Input data =

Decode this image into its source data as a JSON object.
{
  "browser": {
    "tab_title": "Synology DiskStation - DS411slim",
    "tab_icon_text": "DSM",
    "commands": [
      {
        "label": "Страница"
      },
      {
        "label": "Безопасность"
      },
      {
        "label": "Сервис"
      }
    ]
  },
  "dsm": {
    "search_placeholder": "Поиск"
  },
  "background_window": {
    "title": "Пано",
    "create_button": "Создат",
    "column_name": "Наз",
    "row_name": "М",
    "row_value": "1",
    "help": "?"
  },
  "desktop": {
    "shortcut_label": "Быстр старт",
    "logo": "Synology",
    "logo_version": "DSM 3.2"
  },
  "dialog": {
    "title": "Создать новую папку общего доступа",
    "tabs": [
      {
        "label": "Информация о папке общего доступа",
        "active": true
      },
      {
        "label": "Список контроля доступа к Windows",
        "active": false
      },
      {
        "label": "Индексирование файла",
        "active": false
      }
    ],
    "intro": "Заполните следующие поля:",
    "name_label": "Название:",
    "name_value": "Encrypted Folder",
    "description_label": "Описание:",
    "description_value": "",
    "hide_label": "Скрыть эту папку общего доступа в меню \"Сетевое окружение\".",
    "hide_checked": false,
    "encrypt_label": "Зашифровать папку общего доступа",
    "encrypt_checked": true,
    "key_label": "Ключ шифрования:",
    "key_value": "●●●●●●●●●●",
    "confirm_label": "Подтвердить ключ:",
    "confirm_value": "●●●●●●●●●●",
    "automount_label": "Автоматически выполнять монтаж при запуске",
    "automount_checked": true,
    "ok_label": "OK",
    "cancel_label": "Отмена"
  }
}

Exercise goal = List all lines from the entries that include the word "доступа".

Problem solution =
    "title": "Создать новую папку общего доступа",
        "label": "Информация о папке общего доступа",
        "label": "Список контроля доступа к Windows",
    "hide_label": "Скрыть эту папку общего доступа в меню \"Сетевое окружение\".",
    "encrypt_label": "Зашифровать папку общего доступа",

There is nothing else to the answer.